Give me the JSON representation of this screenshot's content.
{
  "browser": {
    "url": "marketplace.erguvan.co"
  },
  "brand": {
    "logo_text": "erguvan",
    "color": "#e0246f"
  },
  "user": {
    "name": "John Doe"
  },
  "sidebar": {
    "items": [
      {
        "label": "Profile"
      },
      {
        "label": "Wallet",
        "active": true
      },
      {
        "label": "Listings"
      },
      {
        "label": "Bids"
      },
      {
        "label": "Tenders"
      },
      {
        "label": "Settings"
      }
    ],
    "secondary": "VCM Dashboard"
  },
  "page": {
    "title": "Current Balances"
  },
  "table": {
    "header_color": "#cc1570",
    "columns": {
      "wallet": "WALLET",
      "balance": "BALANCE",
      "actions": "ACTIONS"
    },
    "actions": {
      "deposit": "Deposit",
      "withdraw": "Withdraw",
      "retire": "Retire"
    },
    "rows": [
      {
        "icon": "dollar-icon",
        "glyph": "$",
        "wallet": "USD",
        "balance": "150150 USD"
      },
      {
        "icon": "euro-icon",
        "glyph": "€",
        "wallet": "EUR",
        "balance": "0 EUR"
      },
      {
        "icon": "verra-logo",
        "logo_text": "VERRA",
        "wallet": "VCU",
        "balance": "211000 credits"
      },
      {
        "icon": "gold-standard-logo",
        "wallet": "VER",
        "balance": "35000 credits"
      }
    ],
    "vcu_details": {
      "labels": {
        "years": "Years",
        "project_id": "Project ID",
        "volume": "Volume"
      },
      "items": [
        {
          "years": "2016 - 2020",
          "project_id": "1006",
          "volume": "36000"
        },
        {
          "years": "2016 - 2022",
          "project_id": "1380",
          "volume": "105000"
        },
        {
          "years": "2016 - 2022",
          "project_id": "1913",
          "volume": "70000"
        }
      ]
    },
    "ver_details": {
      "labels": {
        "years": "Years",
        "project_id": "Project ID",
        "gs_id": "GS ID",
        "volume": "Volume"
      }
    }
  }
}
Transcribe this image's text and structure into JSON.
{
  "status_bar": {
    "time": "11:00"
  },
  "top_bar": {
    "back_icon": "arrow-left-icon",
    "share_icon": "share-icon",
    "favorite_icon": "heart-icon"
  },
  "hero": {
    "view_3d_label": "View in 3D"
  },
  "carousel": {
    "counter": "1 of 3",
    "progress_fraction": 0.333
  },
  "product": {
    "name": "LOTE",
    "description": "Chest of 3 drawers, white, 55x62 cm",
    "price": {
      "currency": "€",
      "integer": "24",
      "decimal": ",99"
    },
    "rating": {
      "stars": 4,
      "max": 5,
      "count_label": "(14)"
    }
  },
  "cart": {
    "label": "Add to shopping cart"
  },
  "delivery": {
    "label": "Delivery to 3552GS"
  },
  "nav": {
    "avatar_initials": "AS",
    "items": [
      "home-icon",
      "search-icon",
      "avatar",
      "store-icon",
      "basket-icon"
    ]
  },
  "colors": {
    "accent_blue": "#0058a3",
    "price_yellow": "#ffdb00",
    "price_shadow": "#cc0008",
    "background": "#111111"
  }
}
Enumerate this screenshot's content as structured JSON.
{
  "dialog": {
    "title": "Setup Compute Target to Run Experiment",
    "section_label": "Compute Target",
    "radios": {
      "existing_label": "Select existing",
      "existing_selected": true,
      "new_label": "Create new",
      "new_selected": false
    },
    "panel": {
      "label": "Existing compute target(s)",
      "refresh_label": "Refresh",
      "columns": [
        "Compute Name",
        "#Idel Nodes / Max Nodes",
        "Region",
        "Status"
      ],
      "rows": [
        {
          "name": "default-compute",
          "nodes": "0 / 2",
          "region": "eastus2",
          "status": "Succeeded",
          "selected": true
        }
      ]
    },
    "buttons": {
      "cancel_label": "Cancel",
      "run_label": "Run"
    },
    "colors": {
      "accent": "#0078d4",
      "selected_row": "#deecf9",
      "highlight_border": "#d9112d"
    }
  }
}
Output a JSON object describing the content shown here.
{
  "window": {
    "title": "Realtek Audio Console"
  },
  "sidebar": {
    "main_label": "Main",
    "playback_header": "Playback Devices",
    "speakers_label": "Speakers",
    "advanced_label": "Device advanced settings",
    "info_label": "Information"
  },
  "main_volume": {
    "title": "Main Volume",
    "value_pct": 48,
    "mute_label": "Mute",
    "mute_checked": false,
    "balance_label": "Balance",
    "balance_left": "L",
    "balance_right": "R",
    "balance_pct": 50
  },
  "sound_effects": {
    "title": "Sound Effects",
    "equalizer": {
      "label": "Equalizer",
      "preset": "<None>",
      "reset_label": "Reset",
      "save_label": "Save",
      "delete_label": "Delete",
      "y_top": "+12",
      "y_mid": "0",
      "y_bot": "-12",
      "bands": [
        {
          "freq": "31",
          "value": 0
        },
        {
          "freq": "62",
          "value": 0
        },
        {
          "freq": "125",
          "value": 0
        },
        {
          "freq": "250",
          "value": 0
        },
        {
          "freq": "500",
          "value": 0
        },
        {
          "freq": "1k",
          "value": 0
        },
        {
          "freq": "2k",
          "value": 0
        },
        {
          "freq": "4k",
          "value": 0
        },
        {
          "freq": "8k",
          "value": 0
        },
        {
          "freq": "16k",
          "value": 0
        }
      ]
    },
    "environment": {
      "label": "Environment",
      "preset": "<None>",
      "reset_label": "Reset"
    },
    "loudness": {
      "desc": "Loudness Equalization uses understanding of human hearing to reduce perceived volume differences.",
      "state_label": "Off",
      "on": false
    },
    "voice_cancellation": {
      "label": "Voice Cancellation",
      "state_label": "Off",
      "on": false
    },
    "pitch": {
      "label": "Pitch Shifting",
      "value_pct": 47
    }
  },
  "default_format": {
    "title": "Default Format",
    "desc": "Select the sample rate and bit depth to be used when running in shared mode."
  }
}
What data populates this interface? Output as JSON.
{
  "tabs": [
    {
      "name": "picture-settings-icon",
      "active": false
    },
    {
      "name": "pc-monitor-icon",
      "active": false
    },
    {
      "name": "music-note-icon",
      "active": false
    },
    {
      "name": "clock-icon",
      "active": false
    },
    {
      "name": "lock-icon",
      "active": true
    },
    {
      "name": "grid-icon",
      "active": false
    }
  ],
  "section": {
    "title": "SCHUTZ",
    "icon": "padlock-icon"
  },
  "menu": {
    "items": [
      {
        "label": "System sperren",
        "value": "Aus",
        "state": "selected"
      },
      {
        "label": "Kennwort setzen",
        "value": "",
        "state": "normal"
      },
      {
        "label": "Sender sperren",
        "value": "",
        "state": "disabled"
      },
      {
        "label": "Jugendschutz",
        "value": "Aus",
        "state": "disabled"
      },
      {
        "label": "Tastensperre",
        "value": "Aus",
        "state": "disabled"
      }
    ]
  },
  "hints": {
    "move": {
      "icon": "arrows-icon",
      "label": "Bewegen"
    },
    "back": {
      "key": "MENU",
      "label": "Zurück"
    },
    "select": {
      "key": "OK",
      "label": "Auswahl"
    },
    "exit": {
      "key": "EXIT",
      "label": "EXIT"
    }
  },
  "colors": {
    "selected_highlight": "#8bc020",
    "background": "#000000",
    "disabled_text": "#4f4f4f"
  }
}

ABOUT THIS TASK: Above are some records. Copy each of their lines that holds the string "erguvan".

RESULT:
    "url": "marketplace.erguvan.co"
    "logo_text": "erguvan",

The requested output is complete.